What the task requires → Give a single number in reply. It is the count of lines below that contain the string "this".

The data →
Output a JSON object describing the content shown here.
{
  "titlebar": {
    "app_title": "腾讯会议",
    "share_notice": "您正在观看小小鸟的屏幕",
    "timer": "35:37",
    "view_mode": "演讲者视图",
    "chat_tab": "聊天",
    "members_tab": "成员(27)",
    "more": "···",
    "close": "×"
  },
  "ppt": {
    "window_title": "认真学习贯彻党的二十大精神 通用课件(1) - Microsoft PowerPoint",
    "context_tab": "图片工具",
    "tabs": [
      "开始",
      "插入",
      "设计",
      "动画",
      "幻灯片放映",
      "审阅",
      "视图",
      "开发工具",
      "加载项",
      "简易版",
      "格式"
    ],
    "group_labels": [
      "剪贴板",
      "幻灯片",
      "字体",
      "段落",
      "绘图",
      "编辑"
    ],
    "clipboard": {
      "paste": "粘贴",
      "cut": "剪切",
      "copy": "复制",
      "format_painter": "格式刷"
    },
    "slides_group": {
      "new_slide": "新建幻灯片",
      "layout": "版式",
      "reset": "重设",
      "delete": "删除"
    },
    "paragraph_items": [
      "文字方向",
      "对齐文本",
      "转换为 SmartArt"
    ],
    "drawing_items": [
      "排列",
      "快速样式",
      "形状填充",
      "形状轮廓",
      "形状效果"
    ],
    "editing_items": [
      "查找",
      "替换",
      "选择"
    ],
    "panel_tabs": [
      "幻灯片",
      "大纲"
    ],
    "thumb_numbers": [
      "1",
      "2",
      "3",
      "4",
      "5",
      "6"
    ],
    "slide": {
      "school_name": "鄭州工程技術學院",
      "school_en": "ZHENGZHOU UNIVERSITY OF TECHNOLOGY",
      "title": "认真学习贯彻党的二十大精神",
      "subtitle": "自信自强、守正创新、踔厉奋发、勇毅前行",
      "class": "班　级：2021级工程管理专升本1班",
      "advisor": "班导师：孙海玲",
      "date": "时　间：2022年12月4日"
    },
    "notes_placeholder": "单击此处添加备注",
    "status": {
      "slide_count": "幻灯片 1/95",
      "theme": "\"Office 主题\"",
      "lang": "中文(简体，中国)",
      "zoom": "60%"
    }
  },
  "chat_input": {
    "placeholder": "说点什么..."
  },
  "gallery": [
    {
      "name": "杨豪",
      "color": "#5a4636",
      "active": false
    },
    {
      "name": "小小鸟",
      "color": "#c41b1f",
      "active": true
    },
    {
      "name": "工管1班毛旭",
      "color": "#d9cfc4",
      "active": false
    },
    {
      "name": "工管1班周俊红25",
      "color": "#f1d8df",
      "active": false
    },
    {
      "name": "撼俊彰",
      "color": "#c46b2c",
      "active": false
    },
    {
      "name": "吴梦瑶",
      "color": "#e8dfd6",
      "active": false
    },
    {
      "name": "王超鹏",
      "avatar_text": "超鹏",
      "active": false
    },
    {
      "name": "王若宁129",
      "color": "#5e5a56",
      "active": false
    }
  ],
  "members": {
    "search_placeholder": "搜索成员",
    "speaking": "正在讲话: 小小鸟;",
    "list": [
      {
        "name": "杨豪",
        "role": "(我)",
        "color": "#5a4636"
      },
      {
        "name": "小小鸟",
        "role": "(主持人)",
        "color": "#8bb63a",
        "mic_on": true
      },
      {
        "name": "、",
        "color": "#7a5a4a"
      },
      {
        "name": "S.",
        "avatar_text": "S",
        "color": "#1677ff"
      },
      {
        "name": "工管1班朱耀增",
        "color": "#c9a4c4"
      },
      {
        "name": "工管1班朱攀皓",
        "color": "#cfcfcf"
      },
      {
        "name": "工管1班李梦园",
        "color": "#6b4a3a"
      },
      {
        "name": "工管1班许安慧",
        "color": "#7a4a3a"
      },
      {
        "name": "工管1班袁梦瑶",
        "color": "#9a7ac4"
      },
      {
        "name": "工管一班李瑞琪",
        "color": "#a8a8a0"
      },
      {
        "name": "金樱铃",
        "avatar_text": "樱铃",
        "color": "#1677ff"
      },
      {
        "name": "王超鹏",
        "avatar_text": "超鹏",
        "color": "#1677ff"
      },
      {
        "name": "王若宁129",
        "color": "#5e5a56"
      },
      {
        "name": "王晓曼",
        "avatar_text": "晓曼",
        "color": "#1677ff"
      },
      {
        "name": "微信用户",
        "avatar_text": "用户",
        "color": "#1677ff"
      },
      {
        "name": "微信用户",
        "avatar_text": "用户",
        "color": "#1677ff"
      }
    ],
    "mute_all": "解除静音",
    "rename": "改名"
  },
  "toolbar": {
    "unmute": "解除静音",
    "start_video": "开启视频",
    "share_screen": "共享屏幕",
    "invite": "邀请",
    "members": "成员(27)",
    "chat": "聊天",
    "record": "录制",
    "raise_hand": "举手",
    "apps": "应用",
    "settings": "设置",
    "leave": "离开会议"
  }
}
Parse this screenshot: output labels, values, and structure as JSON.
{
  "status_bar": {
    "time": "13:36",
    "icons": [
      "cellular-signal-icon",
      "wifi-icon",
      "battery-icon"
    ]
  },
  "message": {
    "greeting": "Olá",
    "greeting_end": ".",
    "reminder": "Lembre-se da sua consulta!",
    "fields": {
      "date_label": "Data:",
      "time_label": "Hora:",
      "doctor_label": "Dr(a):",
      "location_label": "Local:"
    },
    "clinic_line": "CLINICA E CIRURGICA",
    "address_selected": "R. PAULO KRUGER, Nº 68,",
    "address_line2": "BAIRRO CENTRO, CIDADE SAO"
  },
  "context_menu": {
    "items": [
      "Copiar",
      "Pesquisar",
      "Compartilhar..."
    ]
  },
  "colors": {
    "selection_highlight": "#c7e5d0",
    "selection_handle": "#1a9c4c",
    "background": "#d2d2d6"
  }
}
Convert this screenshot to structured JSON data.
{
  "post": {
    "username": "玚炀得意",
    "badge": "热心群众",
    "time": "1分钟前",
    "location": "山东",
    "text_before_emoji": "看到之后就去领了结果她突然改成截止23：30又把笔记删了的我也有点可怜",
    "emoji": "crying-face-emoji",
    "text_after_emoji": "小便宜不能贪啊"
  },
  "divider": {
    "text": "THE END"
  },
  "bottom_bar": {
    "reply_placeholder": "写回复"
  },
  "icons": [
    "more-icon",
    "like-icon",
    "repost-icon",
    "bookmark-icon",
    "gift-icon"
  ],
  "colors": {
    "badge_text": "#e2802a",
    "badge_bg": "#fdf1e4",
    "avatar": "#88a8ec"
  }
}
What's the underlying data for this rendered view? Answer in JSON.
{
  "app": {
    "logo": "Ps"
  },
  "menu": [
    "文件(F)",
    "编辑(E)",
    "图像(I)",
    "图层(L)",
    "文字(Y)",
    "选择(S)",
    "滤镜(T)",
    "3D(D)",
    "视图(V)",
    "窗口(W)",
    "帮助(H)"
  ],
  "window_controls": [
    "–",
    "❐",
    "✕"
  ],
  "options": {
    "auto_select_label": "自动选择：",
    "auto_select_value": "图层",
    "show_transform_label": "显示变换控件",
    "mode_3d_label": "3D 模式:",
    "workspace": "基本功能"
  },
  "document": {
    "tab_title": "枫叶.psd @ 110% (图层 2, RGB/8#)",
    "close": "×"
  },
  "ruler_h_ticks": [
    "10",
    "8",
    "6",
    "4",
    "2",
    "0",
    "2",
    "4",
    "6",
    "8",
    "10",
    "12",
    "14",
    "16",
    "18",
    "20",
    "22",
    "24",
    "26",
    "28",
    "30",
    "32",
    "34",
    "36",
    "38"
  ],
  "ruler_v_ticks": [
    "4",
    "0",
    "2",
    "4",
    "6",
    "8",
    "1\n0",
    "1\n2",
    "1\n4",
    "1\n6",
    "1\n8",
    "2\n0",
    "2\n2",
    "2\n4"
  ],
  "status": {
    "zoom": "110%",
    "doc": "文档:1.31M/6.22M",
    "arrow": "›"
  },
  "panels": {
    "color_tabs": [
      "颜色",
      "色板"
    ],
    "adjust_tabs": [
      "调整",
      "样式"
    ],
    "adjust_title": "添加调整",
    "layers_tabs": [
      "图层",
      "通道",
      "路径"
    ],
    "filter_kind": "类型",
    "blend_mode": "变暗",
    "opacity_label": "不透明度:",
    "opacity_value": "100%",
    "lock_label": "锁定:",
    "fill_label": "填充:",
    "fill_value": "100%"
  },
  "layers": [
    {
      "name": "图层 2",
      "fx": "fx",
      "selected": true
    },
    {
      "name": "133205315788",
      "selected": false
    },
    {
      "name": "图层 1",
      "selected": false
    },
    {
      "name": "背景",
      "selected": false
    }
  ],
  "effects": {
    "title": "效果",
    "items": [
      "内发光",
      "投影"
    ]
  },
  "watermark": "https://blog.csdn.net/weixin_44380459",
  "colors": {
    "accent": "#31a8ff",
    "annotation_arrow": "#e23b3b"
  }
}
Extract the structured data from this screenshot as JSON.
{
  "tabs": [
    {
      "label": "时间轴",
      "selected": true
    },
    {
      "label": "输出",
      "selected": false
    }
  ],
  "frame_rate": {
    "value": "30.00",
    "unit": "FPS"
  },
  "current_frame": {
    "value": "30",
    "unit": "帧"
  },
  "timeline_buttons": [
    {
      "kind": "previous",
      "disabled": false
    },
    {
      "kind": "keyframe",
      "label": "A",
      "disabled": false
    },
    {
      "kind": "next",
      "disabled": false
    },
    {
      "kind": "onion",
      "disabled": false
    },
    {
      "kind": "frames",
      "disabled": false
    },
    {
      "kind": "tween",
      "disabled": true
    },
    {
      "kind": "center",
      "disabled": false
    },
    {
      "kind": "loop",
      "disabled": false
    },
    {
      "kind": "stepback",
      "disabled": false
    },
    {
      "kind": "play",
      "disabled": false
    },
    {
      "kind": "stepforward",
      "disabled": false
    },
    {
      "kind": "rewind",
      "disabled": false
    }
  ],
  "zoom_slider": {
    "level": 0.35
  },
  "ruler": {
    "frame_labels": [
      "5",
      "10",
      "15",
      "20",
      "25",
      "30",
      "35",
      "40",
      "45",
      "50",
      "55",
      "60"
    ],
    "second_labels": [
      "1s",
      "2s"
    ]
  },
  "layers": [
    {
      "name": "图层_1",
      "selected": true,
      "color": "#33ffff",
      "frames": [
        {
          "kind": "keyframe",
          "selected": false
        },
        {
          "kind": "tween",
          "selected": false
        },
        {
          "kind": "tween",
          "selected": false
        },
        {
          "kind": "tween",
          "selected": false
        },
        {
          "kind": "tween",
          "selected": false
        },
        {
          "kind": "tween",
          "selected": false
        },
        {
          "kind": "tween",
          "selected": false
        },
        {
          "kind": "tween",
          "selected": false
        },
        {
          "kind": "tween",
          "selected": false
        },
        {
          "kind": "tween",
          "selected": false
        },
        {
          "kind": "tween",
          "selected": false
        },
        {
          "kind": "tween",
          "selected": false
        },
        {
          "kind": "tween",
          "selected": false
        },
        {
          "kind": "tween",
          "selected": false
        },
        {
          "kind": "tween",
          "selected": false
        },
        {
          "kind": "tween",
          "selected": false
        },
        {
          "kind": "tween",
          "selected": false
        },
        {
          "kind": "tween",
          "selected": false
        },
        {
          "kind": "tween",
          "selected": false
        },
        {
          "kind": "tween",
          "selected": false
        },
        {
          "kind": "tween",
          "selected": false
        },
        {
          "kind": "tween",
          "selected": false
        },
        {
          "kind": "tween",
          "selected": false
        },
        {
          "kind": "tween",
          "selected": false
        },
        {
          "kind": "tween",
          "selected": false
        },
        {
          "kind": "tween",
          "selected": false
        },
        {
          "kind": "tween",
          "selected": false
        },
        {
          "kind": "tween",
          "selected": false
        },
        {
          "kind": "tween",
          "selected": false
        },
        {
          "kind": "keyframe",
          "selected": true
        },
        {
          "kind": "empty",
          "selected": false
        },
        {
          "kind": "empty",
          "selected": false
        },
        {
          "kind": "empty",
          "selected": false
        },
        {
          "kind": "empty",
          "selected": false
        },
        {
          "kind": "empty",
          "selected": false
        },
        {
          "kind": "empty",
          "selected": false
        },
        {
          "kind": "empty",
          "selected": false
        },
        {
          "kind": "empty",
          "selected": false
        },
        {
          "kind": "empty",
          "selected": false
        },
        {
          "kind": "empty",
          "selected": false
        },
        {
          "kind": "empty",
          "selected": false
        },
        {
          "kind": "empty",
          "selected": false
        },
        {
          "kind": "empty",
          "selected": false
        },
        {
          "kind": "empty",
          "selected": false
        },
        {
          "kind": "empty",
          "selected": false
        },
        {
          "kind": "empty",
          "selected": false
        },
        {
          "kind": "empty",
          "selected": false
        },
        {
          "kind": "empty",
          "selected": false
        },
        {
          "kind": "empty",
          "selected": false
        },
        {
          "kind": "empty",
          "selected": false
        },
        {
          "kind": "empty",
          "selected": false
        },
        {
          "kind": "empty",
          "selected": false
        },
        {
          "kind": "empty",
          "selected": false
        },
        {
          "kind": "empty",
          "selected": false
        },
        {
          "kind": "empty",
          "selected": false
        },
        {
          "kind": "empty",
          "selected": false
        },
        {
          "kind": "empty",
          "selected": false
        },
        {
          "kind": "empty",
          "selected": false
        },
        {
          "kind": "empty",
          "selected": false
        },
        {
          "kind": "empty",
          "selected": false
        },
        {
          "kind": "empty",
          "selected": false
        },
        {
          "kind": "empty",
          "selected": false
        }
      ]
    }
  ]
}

Response area → 4